ITALY: Outrage and mourning over the murder of Willy Monteiro
By Giovanna Bonomo-Blescia
“BRING ME BACK MY SON! I WANT WILLY!” – cries heard by Willy’s mother.
Figure 1 (ANSA)
ITALY: One of the worst and most absurd murders committed in the province
On September 6, four Italian men were arrested on charges of manslaughter in the beating that led to the senseless death of 21-year-old Willy Monteiro Duarte in the small town of Colleferro of the Metropolitan City of Rome in the Lazio region of central Italy.
Willy was a bright-eyed student, hard worker, passionate soccer fan and valued member of his tight knit Italian community. Once warmed by his brilliant light, Willy’s family, friends and neighbours, of all ages, are now navigating the dark reality of racism— a reality that they hadn’t experienced, until now.
Luigi Di Maio, Italy’s foreign affairs minister, posted:
“You can’t die like that. At 21, kicked, punched and beaten to death at the hand of thugs. It’s not possible. Willy deserves justice, and whoever killed him must pay an exemplary punishment. Violence is repulsive and worsened when heightened by racial discrimination. A civil state like ours has a duty to fight and stem a similar drift. No one will be able to return Willy’s smile to his family. The pain his family is feeling today is immense. We stand with them with the commitment to guaranteeing justice to this extraordinary and smiling boy. A person who deserved everyone’s respect. And still had so much to give to this country.”
A beautiful young man with big goals, high hopes
“Willy Monteiro Duarte dreamed of one day wearing the Giallorossi jersey of his beloved AS Roma. That dream was crushed last night, in the most tragic and brutal of ways. Our thoughts are with Willy’s family and friends. Rest In Peace, AS Roma fan.”
Does Italy have a racism problem?
After the murder of George Floyd at the hands of police in Minneapolis, I had to look at my own adopted country of Italy to ponder that question. But this wasn’t a question I felt entitled to answer, so I asked my Black friends living in Italy if they had experienced instances of racism in a country they love as much as I do. Although they believe Italy isn’t a racist country, they all had a few odd run-ins due to ignorance that they say are not inherent to Italy, but happen in other countries as well.
A time to keep silence, and a time to speak – Ecclesiastes 3:7
It’s a curious thing we do, posting when prompted, reacting too quickly, all before we’ve taken the time to linger on what’s transpired. So when Social Media was baiting me to speak up, I stayed silent.
In my silence, I came to the understanding that the biggest crisis we have on our hands is not a virus. No. The biggest threat to our existence is our indifference to one another – our disdain for those who are unlike us, our unwillingness to dialogue with those who are different than us, and our growing lack of empathy.

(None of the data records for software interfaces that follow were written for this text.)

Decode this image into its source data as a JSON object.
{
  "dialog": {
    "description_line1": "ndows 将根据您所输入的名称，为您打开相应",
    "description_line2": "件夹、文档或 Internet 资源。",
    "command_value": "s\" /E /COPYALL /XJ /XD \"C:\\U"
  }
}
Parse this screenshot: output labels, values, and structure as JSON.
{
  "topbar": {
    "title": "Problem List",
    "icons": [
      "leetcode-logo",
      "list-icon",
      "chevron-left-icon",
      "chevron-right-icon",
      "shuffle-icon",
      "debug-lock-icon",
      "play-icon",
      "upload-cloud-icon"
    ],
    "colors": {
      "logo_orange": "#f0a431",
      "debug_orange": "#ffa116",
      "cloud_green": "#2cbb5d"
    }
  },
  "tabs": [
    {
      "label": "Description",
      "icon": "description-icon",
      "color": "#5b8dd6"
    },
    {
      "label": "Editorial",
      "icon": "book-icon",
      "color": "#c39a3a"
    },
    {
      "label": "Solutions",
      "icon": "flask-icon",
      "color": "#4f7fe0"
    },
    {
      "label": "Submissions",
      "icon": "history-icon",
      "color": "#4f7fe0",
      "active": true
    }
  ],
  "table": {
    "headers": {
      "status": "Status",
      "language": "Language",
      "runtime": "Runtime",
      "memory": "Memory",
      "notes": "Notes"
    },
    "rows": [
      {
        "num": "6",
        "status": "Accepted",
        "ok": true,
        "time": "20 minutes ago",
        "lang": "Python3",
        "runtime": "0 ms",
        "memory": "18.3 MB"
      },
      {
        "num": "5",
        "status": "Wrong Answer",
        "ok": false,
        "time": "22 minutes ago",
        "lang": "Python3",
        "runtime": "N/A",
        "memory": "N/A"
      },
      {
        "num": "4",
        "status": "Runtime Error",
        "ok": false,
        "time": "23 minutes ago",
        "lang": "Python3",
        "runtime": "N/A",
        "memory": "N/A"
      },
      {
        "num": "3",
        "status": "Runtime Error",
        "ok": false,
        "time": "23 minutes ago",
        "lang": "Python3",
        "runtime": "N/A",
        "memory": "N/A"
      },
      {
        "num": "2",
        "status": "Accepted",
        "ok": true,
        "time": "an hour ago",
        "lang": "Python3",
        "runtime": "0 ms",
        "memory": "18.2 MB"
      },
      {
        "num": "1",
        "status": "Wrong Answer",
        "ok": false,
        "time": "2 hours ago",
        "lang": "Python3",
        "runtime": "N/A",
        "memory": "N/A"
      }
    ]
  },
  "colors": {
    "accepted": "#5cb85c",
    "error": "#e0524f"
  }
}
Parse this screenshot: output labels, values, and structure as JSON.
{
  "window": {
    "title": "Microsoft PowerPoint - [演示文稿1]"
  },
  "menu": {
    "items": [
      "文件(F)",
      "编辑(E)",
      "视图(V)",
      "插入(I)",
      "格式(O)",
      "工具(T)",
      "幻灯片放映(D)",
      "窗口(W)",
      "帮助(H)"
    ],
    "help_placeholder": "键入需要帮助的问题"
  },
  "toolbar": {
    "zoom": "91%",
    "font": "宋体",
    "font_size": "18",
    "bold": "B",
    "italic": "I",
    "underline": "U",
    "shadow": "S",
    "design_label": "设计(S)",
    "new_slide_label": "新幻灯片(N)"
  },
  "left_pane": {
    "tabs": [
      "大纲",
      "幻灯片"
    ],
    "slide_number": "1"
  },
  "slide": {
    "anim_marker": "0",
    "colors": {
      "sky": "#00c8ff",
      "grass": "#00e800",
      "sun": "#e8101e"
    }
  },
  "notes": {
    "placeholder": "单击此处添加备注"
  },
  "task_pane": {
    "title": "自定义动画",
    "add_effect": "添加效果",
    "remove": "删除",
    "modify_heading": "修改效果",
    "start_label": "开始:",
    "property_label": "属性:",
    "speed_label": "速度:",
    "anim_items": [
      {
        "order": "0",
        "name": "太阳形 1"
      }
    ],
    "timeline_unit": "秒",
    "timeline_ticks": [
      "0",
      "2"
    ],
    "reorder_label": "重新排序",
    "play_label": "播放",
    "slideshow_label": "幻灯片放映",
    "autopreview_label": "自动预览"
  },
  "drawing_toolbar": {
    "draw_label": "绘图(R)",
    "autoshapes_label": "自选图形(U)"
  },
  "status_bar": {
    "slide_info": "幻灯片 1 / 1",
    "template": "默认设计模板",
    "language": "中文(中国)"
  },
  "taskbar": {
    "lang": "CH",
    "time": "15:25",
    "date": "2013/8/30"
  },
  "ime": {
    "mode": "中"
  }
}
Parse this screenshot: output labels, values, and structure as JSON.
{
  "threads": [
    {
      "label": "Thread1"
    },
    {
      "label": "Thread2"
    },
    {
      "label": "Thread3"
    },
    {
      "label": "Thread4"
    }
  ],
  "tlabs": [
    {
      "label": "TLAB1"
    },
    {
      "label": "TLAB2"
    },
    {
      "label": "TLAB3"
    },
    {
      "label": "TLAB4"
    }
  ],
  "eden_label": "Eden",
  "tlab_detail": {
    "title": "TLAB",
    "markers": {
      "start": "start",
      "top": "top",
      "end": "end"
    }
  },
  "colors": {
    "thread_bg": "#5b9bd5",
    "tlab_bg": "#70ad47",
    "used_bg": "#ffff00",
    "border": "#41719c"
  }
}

We have become a people hardened to the miracle of human life.
Do you not know that you are God’s temple and that God’s Spirit dwells in you?
1 Corinthians 3:16
So, this is no longer just a question of what happened, how it happened, who’s to blame or which countries are racist or which ones are not. This is a deeply-rooted disease infecting humanity across borders. A condition born of ignorance due to a growing lack of the understanding, and oftentimes perpetual forgetting of the truth about who we are in God.
The truth that continually fills our cup with empathy.
The truth that can bring justice and peace.
The truth that you are God’s temple.
Standing in solidarity
If we are to stand in solidarity that Black Lives Matter, then let us not only look at statistics but instead, let us share the story behind the numbers. Tonight, show your children Willy’s bright eyes that have prematurely been snuffed out —a son, a brother, a friend, and another temple of God senselessly destroyed by racism.
Don’t let Willy be a statistic destined to be forgotten, rather let him be an everlasting reminder of the disparaging consequences indifference has on humanity.
If we talk to each other and not at each other, maybe, just maybe, Willy’s can be the tragic tale that serves to help us see the light in others and soften our hearts.
Let me stay silent no longer.
Rest in Peace, Willy.